He didn’t have a lot of tenure on some others in the league. Terry Donahue of UCLA was entering his 18th season, and Rich Brooks of Oregon was heading into his 17th. Dick Tomey of Arizona was midway through a 14-year run.
Today? If Oregon State’s Mike Riley suddenly decided to pack it off to his summer haunt in the Hill Country of south-central Texas, Washington’s Steve Sarkisian would be the dean of Pac-12 coaches at a wet-behind-the-ears five years (Utah’s Kyle Whittingham has put in eight, but only two in the Pac-12).
Forbearance seems such a bygone concept. Back in ’93, OSU’s Jerry Pettibone was starting year three of running the wishbone (such a quaint notion). The Beavers were indulgent enough to give him six years – six years of going 13-52-1.
Here’s how it is now: Paul Wulff of Washington State complained that it was no way to treat an old grad when he was cashiered after four seasons in 2011. Then Colorado’s Jon Embree, also a alumnus, got half that long before they ran him out. He had three conference wins in his two years, compared to Wulff’s one in his first two.
You can get rich coaching, if you can keep from getting fired. His last year on the job, James made about $470,000, all told. He was the greatest modern-era coach in school history. Twenty years later, UW assistant Tosh Lupoi – a position coach, not a coordinator – will earn only a little less, $416,000 annually, if he stays three seasons.
Mike Price, who would later take Washington State to two Rose Bowls, made $151,000 in 1993. You’d hope WSU’s Mike Leach, pulling down $2.25 million, would pick up the tab when they have dinner.
Mobility is nobility, apparently. It appears there’s more of a willingness to look nationwide for a coach than 20 years ago, when only James and Pettibone had come from outside. Leach (WSU), Sonny Dykes (California), Rich Rodriguez (Arizona) and Todd Graham (Arizona State) all have roots far from the Pac-12 footprint. So does Mike MacIntyre (Colorado), though he just came from three years at San Jose State.
What else is different? Well, Phil Knight hadn’t yet begun shoveling millions into the mouth of the monster at Oregon. His latest football-ops creation, Duck Football Excess Nexus, looks like it sprang from the mind of George Lucas.

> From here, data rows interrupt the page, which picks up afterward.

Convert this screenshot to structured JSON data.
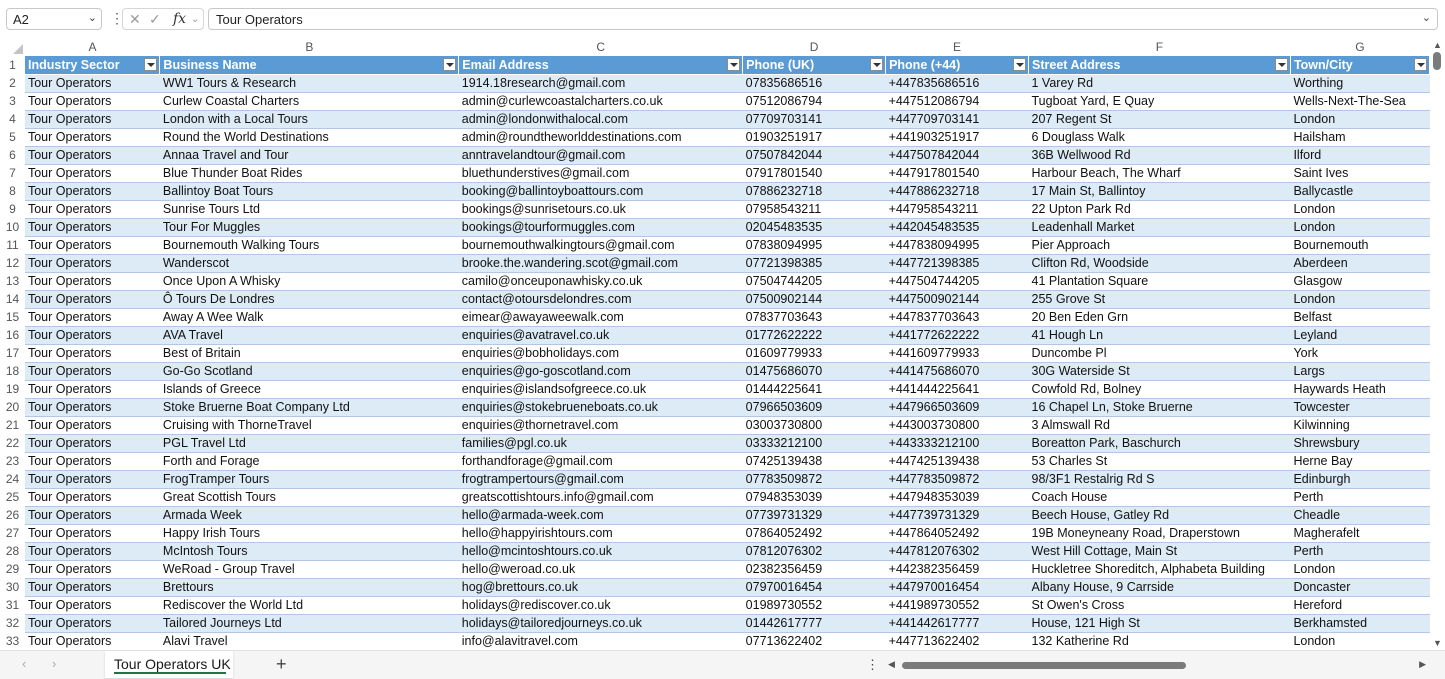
{
  "formula_bar": {
    "name_box": "A2",
    "fx_label": "fx",
    "cancel_glyph": "✕",
    "enter_glyph": "✓",
    "formula_value": "Tour Operators"
  },
  "columns": [
    "A",
    "B",
    "C",
    "D",
    "E",
    "F",
    "G"
  ],
  "header_row_number": "1",
  "headers": [
    "Industry Sector",
    "Business Name",
    "Email Address",
    "Phone (UK)",
    "Phone (+44)",
    "Street Address",
    "Town/City"
  ],
  "rows": [
    [
      "2",
      "Tour Operators",
      "WW1 Tours & Research",
      "1914.18research@gmail.com",
      "07835686516",
      "+447835686516",
      "1 Varey Rd",
      "Worthing"
    ],
    [
      "3",
      "Tour Operators",
      "Curlew Coastal Charters",
      "admin@curlewcoastalcharters.co.uk",
      "07512086794",
      "+447512086794",
      "Tugboat Yard, E Quay",
      "Wells-Next-The-Sea"
    ],
    [
      "4",
      "Tour Operators",
      "London with a Local Tours",
      "admin@londonwithalocal.com",
      "07709703141",
      "+447709703141",
      "207 Regent St",
      "London"
    ],
    [
      "5",
      "Tour Operators",
      "Round the World Destinations",
      "admin@roundtheworlddestinations.com",
      "01903251917",
      "+441903251917",
      "6 Douglass Walk",
      "Hailsham"
    ],
    [
      "6",
      "Tour Operators",
      "Annaa Travel and Tour",
      "anntravelandtour@gmail.com",
      "07507842044",
      "+447507842044",
      "36B Wellwood Rd",
      "Ilford"
    ],
    [
      "7",
      "Tour Operators",
      "Blue Thunder Boat Rides",
      "bluethunderstives@gmail.com",
      "07917801540",
      "+447917801540",
      "Harbour Beach, The Wharf",
      "Saint Ives"
    ],
    [
      "8",
      "Tour Operators",
      "Ballintoy Boat Tours",
      "booking@ballintoyboattours.com",
      "07886232718",
      "+447886232718",
      "17 Main St, Ballintoy",
      "Ballycastle"
    ],
    [
      "9",
      "Tour Operators",
      "Sunrise Tours Ltd",
      "bookings@sunrisetours.co.uk",
      "07958543211",
      "+447958543211",
      "22 Upton Park Rd",
      "London"
    ],
    [
      "10",
      "Tour Operators",
      "Tour For Muggles",
      "bookings@tourformuggles.com",
      "02045483535",
      "+442045483535",
      "Leadenhall Market",
      "London"
    ],
    [
      "11",
      "Tour Operators",
      "Bournemouth Walking Tours",
      "bournemouthwalkingtours@gmail.com",
      "07838094995",
      "+447838094995",
      "Pier Approach",
      "Bournemouth"
    ],
    [
      "12",
      "Tour Operators",
      "Wanderscot",
      "brooke.the.wandering.scot@gmail.com",
      "07721398385",
      "+447721398385",
      "Clifton Rd, Woodside",
      "Aberdeen"
    ],
    [
      "13",
      "Tour Operators",
      "Once Upon A Whisky",
      "camilo@onceuponawhisky.co.uk",
      "07504744205",
      "+447504744205",
      "41 Plantation Square",
      "Glasgow"
    ],
    [
      "14",
      "Tour Operators",
      "Ô Tours De Londres",
      "contact@otoursdelondres.com",
      "07500902144",
      "+447500902144",
      "255 Grove St",
      "London"
    ],
    [
      "15",
      "Tour Operators",
      "Away A Wee Walk",
      "eimear@awayaweewalk.com",
      "07837703643",
      "+447837703643",
      "20 Ben Eden Grn",
      "Belfast"
    ],
    [
      "16",
      "Tour Operators",
      "AVA Travel",
      "enquiries@avatravel.co.uk",
      "01772622222",
      "+441772622222",
      "41 Hough Ln",
      "Leyland"
    ],
    [
      "17",
      "Tour Operators",
      "Best of Britain",
      "enquiries@bobholidays.com",
      "01609779933",
      "+441609779933",
      "Duncombe Pl",
      "York"
    ],
    [
      "18",
      "Tour Operators",
      "Go-Go Scotland",
      "enquiries@go-goscotland.com",
      "01475686070",
      "+441475686070",
      "30G Waterside St",
      "Largs"
    ],
    [
      "19",
      "Tour Operators",
      "Islands of Greece",
      "enquiries@islandsofgreece.co.uk",
      "01444225641",
      "+441444225641",
      "Cowfold Rd, Bolney",
      "Haywards Heath"
    ],
    [
      "20",
      "Tour Operators",
      "Stoke Bruerne Boat Company Ltd",
      "enquiries@stokebrueneboats.co.uk",
      "07966503609",
      "+447966503609",
      "16 Chapel Ln, Stoke Bruerne",
      "Towcester"
    ],
    [
      "21",
      "Tour Operators",
      "Cruising with ThorneTravel",
      "enquiries@thornetravel.com",
      "03003730800",
      "+443003730800",
      "3 Almswall Rd",
      "Kilwinning"
    ],
    [
      "22",
      "Tour Operators",
      "PGL Travel Ltd",
      "families@pgl.co.uk",
      "03333212100",
      "+443333212100",
      "Boreatton Park, Baschurch",
      "Shrewsbury"
    ],
    [
      "23",
      "Tour Operators",
      "Forth and Forage",
      "forthandforage@gmail.com",
      "07425139438",
      "+447425139438",
      "53 Charles St",
      "Herne Bay"
    ],
    [
      "24",
      "Tour Operators",
      "FrogTramper Tours",
      "frogtrampertours@gmail.com",
      "07783509872",
      "+447783509872",
      "98/3F1 Restalrig Rd S",
      "Edinburgh"
    ],
    [
      "25",
      "Tour Operators",
      "Great Scottish Tours",
      "greatscottishtours.info@gmail.com",
      "07948353039",
      "+447948353039",
      "Coach House",
      "Perth"
    ],
    [
      "26",
      "Tour Operators",
      "Armada Week",
      "hello@armada-week.com",
      "07739731329",
      "+447739731329",
      "Beech House, Gatley Rd",
      "Cheadle"
    ],
    [
      "27",
      "Tour Operators",
      "Happy Irish Tours",
      "hello@happyirishtours.com",
      "07864052492",
      "+447864052492",
      "19B Moneyneany Road, Draperstown",
      "Magherafelt"
    ],
    [
      "28",
      "Tour Operators",
      "McIntosh Tours",
      "hello@mcintoshtours.co.uk",
      "07812076302",
      "+447812076302",
      "West Hill Cottage, Main St",
      "Perth"
    ],
    [
      "29",
      "Tour Operators",
      "WeRoad - Group Travel",
      "hello@weroad.co.uk",
      "02382356459",
      "+442382356459",
      "Huckletree Shoreditch, Alphabeta Building",
      "London"
    ],
    [
      "30",
      "Tour Operators",
      "Brettours",
      "hog@brettours.co.uk",
      "07970016454",
      "+447970016454",
      "Albany House, 9 Carrside",
      "Doncaster"
    ],
    [
      "31",
      "Tour Operators",
      "Rediscover the World Ltd",
      "holidays@rediscover.co.uk",
      "01989730552",
      "+441989730552",
      "St Owen's Cross",
      "Hereford"
    ],
    [
      "32",
      "Tour Operators",
      "Tailored Journeys Ltd",
      "holidays@tailoredjourneys.co.uk",
      "01442617777",
      "+441442617777",
      "House, 121 High St",
      "Berkhamsted"
    ],
    [
      "33",
      "Tour Operators",
      "Alavi Travel",
      "info@alavitravel.com",
      "07713622402",
      "+447713622402",
      "132 Katherine Rd",
      "London"
    ]
  ],
  "sheet_tabs": [
    "Tour Operators UK"
  ],
  "bottom": {
    "prev_glyph": "‹",
    "next_glyph": "›",
    "add_glyph": "+",
    "menu_glyph": "⋮"
  },
  "colors": {
    "header_fill": "#5b9bd5",
    "band_fill": "#ddebf7",
    "accent": "#217346"
  }
}
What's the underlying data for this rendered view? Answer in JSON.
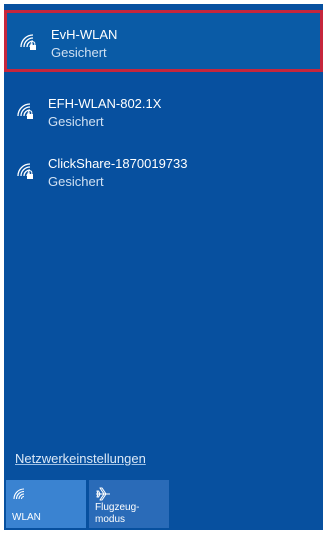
{
  "networks": [
    {
      "name": "EvH-WLAN",
      "status": "Gesichert",
      "icon": "wifi-secured-icon",
      "selected": true
    },
    {
      "name": "EFH-WLAN-802.1X",
      "status": "Gesichert",
      "icon": "wifi-secured-icon",
      "selected": false
    },
    {
      "name": "ClickShare-1870019733",
      "status": "Gesichert",
      "icon": "wifi-secured-icon",
      "selected": false
    }
  ],
  "settings_link": "Netzwerkeinstellungen",
  "quick_actions": {
    "wlan": {
      "label": "WLAN",
      "icon": "wifi-icon"
    },
    "flight_mode": {
      "label_line1": "Flugzeug-",
      "label_line2": "modus",
      "icon": "airplane-icon"
    }
  },
  "colors": {
    "panel_background": "#07509f",
    "selected_border": "#c6263c",
    "wlan_tile_active": "#3a83d1",
    "flight_tile": "#2a6bb8"
  }
}
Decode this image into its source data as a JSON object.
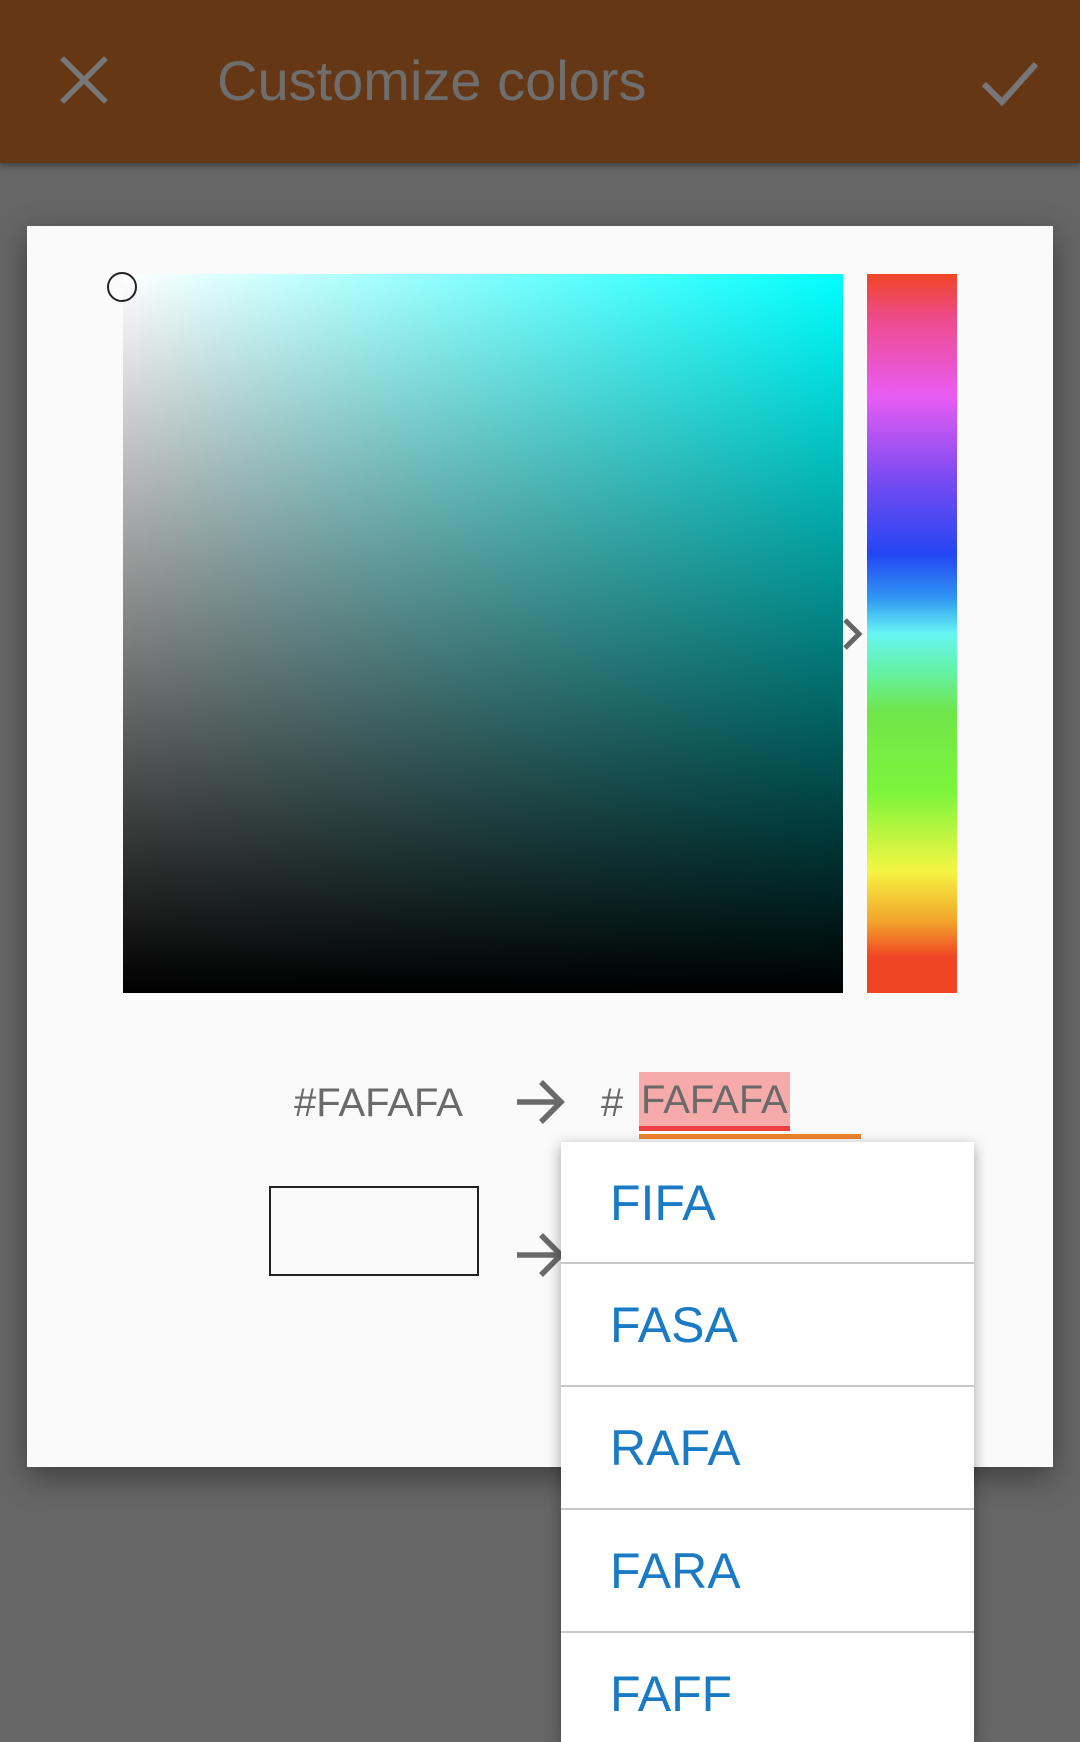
{
  "appbar": {
    "title": "Customize colors",
    "close_icon": "close-icon",
    "done_icon": "check-icon",
    "background": "#653715"
  },
  "picker": {
    "hue_color": "#00ffff",
    "old_hex": "#FAFAFA",
    "hash": "#",
    "hex_input_value": "FAFAFA",
    "old_swatch_color": "#FAFAFA",
    "arrow_icon": "arrow-right-icon"
  },
  "suggestions": [
    {
      "label": "FIFA"
    },
    {
      "label": "FASA"
    },
    {
      "label": "RAFA"
    },
    {
      "label": "FARA"
    },
    {
      "label": "FAFF"
    }
  ],
  "colors": {
    "suggestion_text": "#1a7bc4",
    "misspelling_underline": "#ee3f43",
    "field_underline": "#f0842c"
  }
}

Back then, the league couldn’t beg its way onto ESPN. Now it flies its coaches back to Bristol in July, and they weigh in before anybody on the West Coast has a crack at them.
The day Don James exited, the news came down on radio and TV. There was no Internet, no Facebook, no message boards, no Twitter – and therefore, no apologies necessary for yesterday’s offensive tweet.
The league’s media day was always in a hotel. The past four have been at the Rose Bowl, Fox Studios, Universal Studios and Sony Picture Studios.
In 1993, the league’s football TV contracts with ABC and Prime Ticket were worth a total of $15 million annually. Take the average of today’s 12-year, $3 billion deals with ESPN and Fox, and you get $250 million a year.
That doesn’t count Pac-12 Networks (if you can get them).
So – is the Pac-12 a better place than in 1993? Debatable. More impulsive, more glitzy, more urgent? Book it.
|Pac-12 coaching carousel|
|Things tend to change quickly in the Pac-12 these days, especially head coaches. Seven of the conferences’s coaches will be in their first or second season as coach at their current school.|
|Mike Riley||Oregon State||13th|
|Todd Graham||Arizona State||2nd|
|Mike Leach||Washington State||2nd|
Bud Withers: 206-464-8281 or firstname.lastname@example.org